Reconstruction of surface pressure fields from scatterometer wind fields: testing on measurements in the Gulf of Finland
|Author(s)||Monzikova A. K.1, Kudryavtsev V.N.1, Chapron Bertrand2|
|Affiliation(s)||1 : Russian State Hydrometeorological University, St. Petersburg 195196, Russia
2 : Institut Français de Recherche pour l’Exploitation de la Mer (IFREMER) Plouzané 29280, France
|Source||Sovremennye problemy distantsionnogo zondirovaniya Zemli iz kosmosaCurrent problems in remote sensing of the Earth from space (2411-0280) (Space Research Institute RAS), 2016 , Vol. 13 , N. 6 , P. 86-98|
|Note||Article en russe|
|Keyword(s)||Gulf of Finland, scatterometer, planetary boundary layer|
In this paper the method for reconstruction of surface pressure from satellite scatterometer measurements is discussed and tested.

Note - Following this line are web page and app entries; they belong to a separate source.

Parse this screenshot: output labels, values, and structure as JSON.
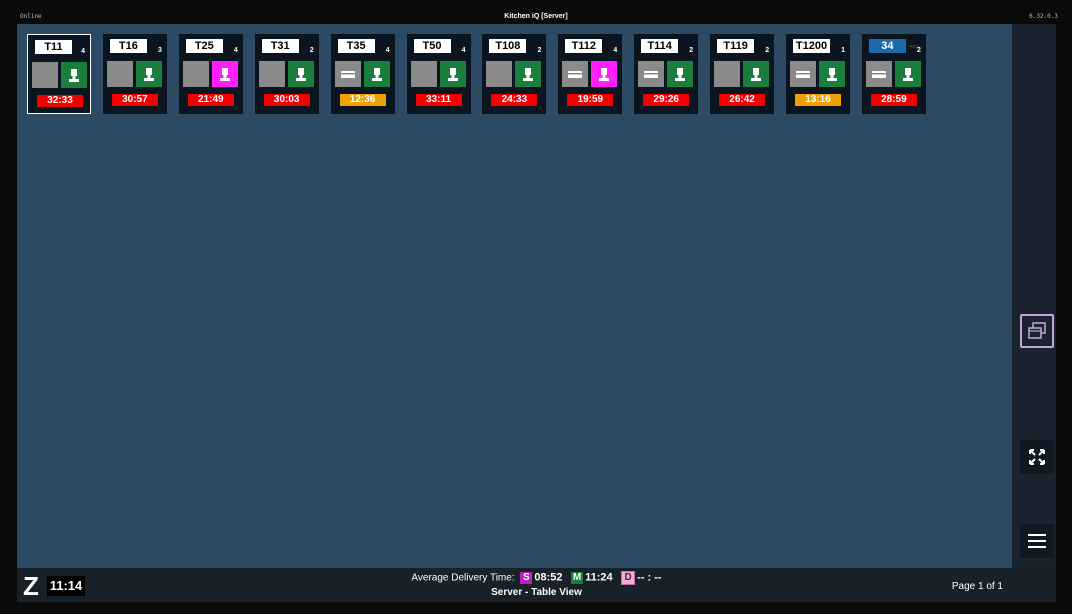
{
  "window": {
    "status": "Online",
    "title": "Kitchen iQ [Server]",
    "version": "6.32.0.3"
  },
  "tables": [
    {
      "name": "T11",
      "guests": "4",
      "left": "gray",
      "right": "green",
      "left_icon": "",
      "right_icon": "chef-icon",
      "timer": "32:33",
      "timer_color": "red",
      "selected": true
    },
    {
      "name": "T16",
      "guests": "3",
      "left": "gray",
      "right": "green",
      "left_icon": "",
      "right_icon": "chef-icon",
      "timer": "30:57",
      "timer_color": "red"
    },
    {
      "name": "T25",
      "guests": "4",
      "left": "gray",
      "right": "magenta",
      "left_icon": "",
      "right_icon": "chef-icon",
      "timer": "21:49",
      "timer_color": "red"
    },
    {
      "name": "T31",
      "guests": "2",
      "left": "gray",
      "right": "green",
      "left_icon": "",
      "right_icon": "chef-icon",
      "timer": "30:03",
      "timer_color": "red"
    },
    {
      "name": "T35",
      "guests": "4",
      "left": "gray",
      "right": "green",
      "left_icon": "tray-icon",
      "right_icon": "chef-icon",
      "timer": "12:36",
      "timer_color": "orange"
    },
    {
      "name": "T50",
      "guests": "4",
      "left": "gray",
      "right": "green",
      "left_icon": "",
      "right_icon": "chef-icon",
      "timer": "33:11",
      "timer_color": "red"
    },
    {
      "name": "T108",
      "guests": "2",
      "left": "gray",
      "right": "green",
      "left_icon": "",
      "right_icon": "chef-icon",
      "timer": "24:33",
      "timer_color": "red"
    },
    {
      "name": "T112",
      "guests": "4",
      "left": "gray",
      "right": "magenta",
      "left_icon": "tray-icon",
      "right_icon": "chef-icon",
      "timer": "19:59",
      "timer_color": "red"
    },
    {
      "name": "T114",
      "guests": "2",
      "left": "gray",
      "right": "green",
      "left_icon": "tray-icon",
      "right_icon": "chef-icon",
      "timer": "29:26",
      "timer_color": "red"
    },
    {
      "name": "T119",
      "guests": "2",
      "left": "gray",
      "right": "green",
      "left_icon": "",
      "right_icon": "chef-icon",
      "timer": "26:42",
      "timer_color": "red"
    },
    {
      "name": "T1200",
      "guests": "1",
      "left": "gray",
      "right": "green",
      "left_icon": "tray-icon",
      "right_icon": "chef-icon",
      "timer": "13:16",
      "timer_color": "orange"
    },
    {
      "name": "34",
      "guests": "2",
      "left": "gray",
      "right": "green",
      "left_icon": "tray-icon",
      "right_icon": "chef-icon",
      "timer": "28:59",
      "timer_color": "red",
      "blue": true,
      "wifi": true
    }
  ],
  "sidebar": {
    "buttons": [
      "cards-view-icon",
      "fullscreen-icon",
      "menu-icon"
    ]
  },
  "footer": {
    "logo": "Z",
    "clock": "11:14",
    "avg_label": "Average Delivery Time:",
    "s_badge": "S",
    "s_time": "08:52",
    "m_badge": "M",
    "m_time": "11:24",
    "d_badge": "D",
    "d_time": "-- : --",
    "view_label": "Server - Table View",
    "page": "Page 1 of 1"
  },
  "colors": {
    "background": "#2c4a64",
    "green": "#1a7f3c",
    "magenta": "#ff1fff",
    "red": "#f20000",
    "orange": "#f0a000"
  }
}
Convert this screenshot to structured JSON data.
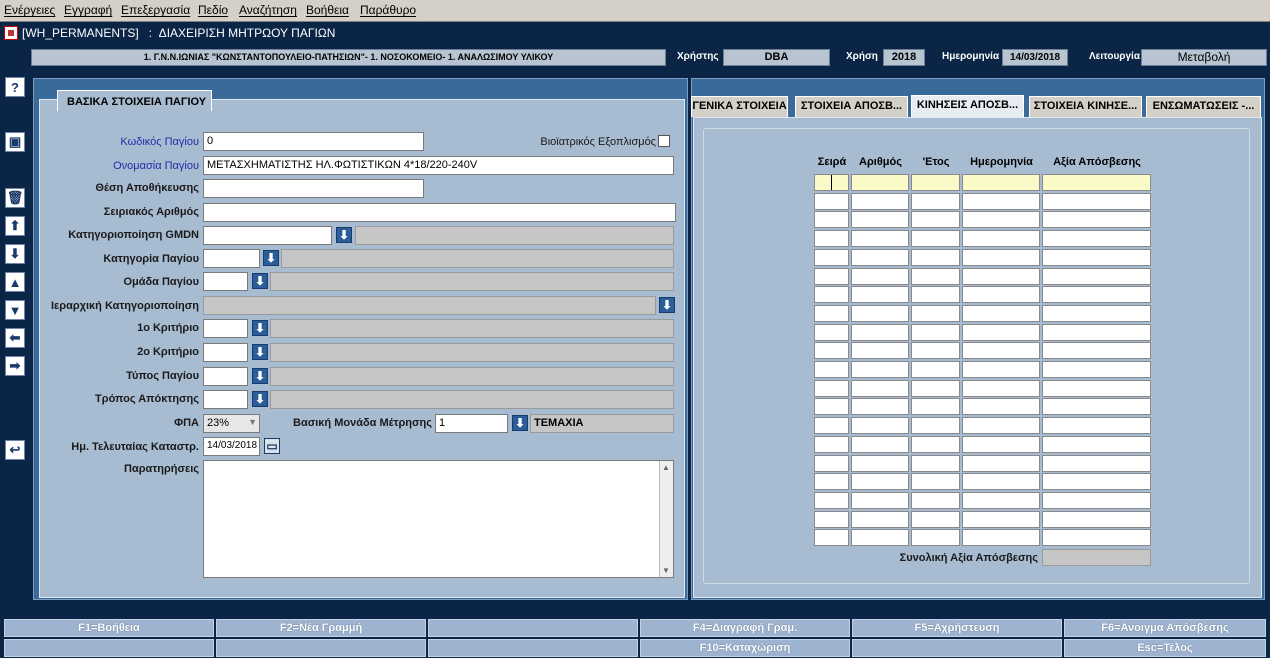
{
  "menu": [
    "Ενέργειες",
    "Εγγραφή",
    "Επεξεργασία",
    "Πεδίο",
    "Αναζήτηση",
    "Βοήθεια",
    "Παράθυρο"
  ],
  "window": {
    "title": "[WH_PERMANENTS]   :  ΔΙΑΧΕΙΡΙΣΗ ΜΗΤΡΩΟΥ ΠΑΓΙΩΝ"
  },
  "info": {
    "org": "1. Γ.Ν.Ν.ΙΩΝΙΑΣ \"ΚΩΝΣΤΑΝΤΟΠΟΥΛΕΙΟ-ΠΑΤΗΣΙΩΝ\"- 1. ΝΟΣΟΚΟΜΕΙΟ- 1. ΑΝΑΛΩΣΙΜΟΥ ΥΛΙΚΟΥ",
    "user_label": "Χρήστης",
    "user": "DBA",
    "year_label": "Χρήση",
    "year": "2018",
    "date_label": "Ημερομηνία",
    "date": "14/03/2018",
    "mode_label": "Λειτουργία",
    "mode": "Μεταβολή"
  },
  "toolbar_icons": [
    "help-icon",
    "save-icon",
    "delete-icon",
    "up-icon",
    "down-icon",
    "first-icon",
    "last-icon",
    "prev-icon",
    "next-icon",
    "undo-icon"
  ],
  "form": {
    "group_title": "ΒΑΣΙΚΑ ΣΤΟΙΧΕΙΑ ΠΑΓΙΟΥ",
    "code_label": "Κωδικός Παγίου",
    "code": "0",
    "bio_label": "Βιοϊατρικός Εξοπλισμός",
    "name_label": "Ονομασία Παγίου",
    "name": "ΜΕΤΑΣΧΗΜΑΤΙΣΤΗΣ ΗΛ.ΦΩΤΙΣΤΙΚΩΝ 4*18/220-240V",
    "storage_label": "Θέση Αποθήκευσης",
    "serial_label": "Σειριακός Αριθμός",
    "gmdn_label": "Κατηγοριοποίηση GMDN",
    "category_label": "Κατηγορία Παγίου",
    "group_label": "Ομάδα Παγίου",
    "hier_label": "Ιεραρχική Κατηγοριοποίηση",
    "crit1_label": "1ο Κριτήριο",
    "crit2_label": "2ο Κριτήριο",
    "type_label": "Τύπος Παγίου",
    "acq_label": "Τρόπος Απόκτησης",
    "vat_label": "ΦΠΑ",
    "vat": "23%",
    "unit_label": "Βασική Μονάδα Μέτρησης",
    "unit_code": "1",
    "unit_name": "ΤΕΜΑΧΙΑ",
    "inv_label": "Ημ. Τελευταίας Καταστρ.",
    "inv_date": "14/03/2018",
    "notes_label": "Παρατηρήσεις"
  },
  "tabs": [
    "ΓΕΝΙΚΑ ΣΤΟΙΧΕΙΑ",
    "ΣΤΟΙΧΕΙΑ ΑΠΟΣΒ...",
    "ΚΙΝΗΣΕΙΣ ΑΠΟΣΒ...",
    "ΣΤΟΙΧΕΙΑ ΚΙΝΗΣΕ...",
    "ΕΝΣΩΜΑΤΩΣΕΙΣ -..."
  ],
  "grid": {
    "headers": [
      "Σειρά",
      "Αριθμός",
      "'Ετος",
      "Ημερομηνία",
      "Αξία Απόσβεσης"
    ],
    "rows": 20,
    "total_label": "Συνολική Αξία Απόσβεσης"
  },
  "fkeys_row1": [
    "F1=Βοήθεια",
    "F2=Νέα Γραμμή",
    "",
    "F4=Διαγραφή Γραμ.",
    "F5=Αχρήστευση",
    "F6=Ανοιγμα Απόσβεσης"
  ],
  "fkeys_row2": [
    "",
    "",
    "",
    "F10=Καταχώριση",
    "",
    "Esc=Τέλος"
  ],
  "colors": {
    "background": "#0a2546",
    "panel": "#a7bbd1",
    "selected_row": "#fafac8"
  }
}
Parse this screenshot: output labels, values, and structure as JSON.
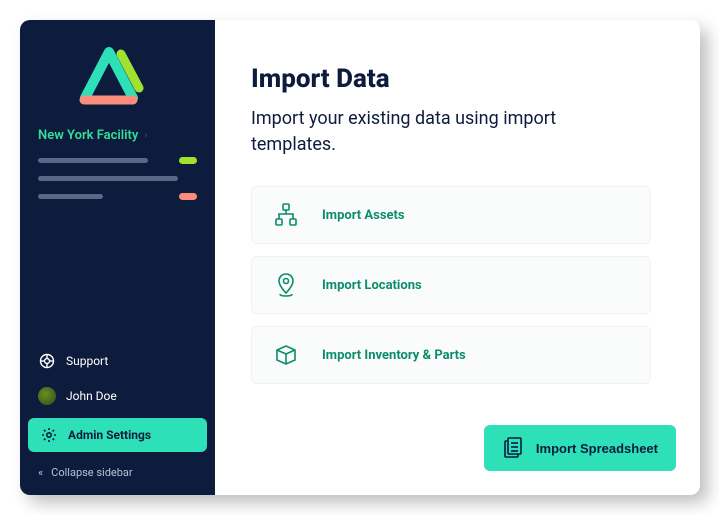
{
  "sidebar": {
    "facility_name": "New York Facility",
    "support_label": "Support",
    "user_name": "John Doe",
    "admin_label": "Admin Settings",
    "collapse_label": "Collapse sidebar"
  },
  "main": {
    "title": "Import Data",
    "subtitle": "Import your existing data using import templates.",
    "cards": [
      {
        "label": "Import Assets"
      },
      {
        "label": "Import Locations"
      },
      {
        "label": "Import Inventory & Parts"
      }
    ],
    "button_label": "Import Spreadsheet"
  },
  "colors": {
    "accent": "#2de0b8",
    "sidebar_bg": "#0d1b3d",
    "text_dark": "#0d1b3d",
    "link_green": "#0d8c6a"
  }
}
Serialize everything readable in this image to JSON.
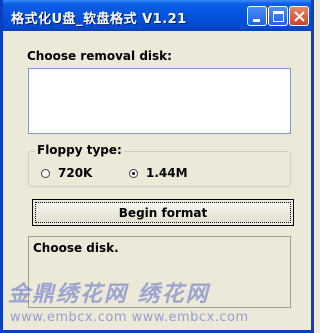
{
  "window": {
    "title": "格式化U盘_软盘格式 V1.21",
    "controls": {
      "minimize_icon": "minimize-icon",
      "maximize_icon": "maximize-icon",
      "close_icon": "close-icon"
    }
  },
  "disk": {
    "label": "Choose removal disk:"
  },
  "floppy": {
    "group_label": "Floppy type:",
    "options": [
      {
        "label": "720K",
        "selected": false
      },
      {
        "label": "1.44M",
        "selected": true
      }
    ]
  },
  "actions": {
    "begin_label": "Begin format"
  },
  "status": {
    "text": "Choose disk."
  },
  "watermark": {
    "text": "金鼎绣花网 绣花网",
    "url": "www.embcx.com www.embcx.com"
  },
  "colors": {
    "titlebar": "#0453dd",
    "face": "#ece9d8",
    "close": "#c8432a"
  }
}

The method is based on the resistance laws of the planetary boundary layer (PBL), the input parameter of which is the scatterometer surface wind speed and the output – reconstructed geostrophic wind. The method is tested on the base of satellite and in situ measurements over the Gulf of Finland. The surface pressure measurements from the coastal weather stations are used as the in situ data. It was found that the geostrophic wind reconstructed from scatterometer data is lower than the geostrophic wind retrieved from pressure gradients. This is most likely caused by a feature of PBL development over the water surface when the wind speed at the upper boundary of the PBL, which is developed over the water surface, does not reach the “real” geostrophic wind speed of PBL over land. Introduction of a correction taking into account the difference between the wind speed at the upper boundary of PBL over the water surface of the “true” geostrophic speed allows to bring reconstructed from satellite measurements pressure gradients into compliance with those obtained from weather stations measurements. Taking into account the correction, the accuracy of the pressure gradient reconstruction in terms of geostrophic wind speed is within plus or minus 3 m/s, and that of direction – plus or minus 20 degrees.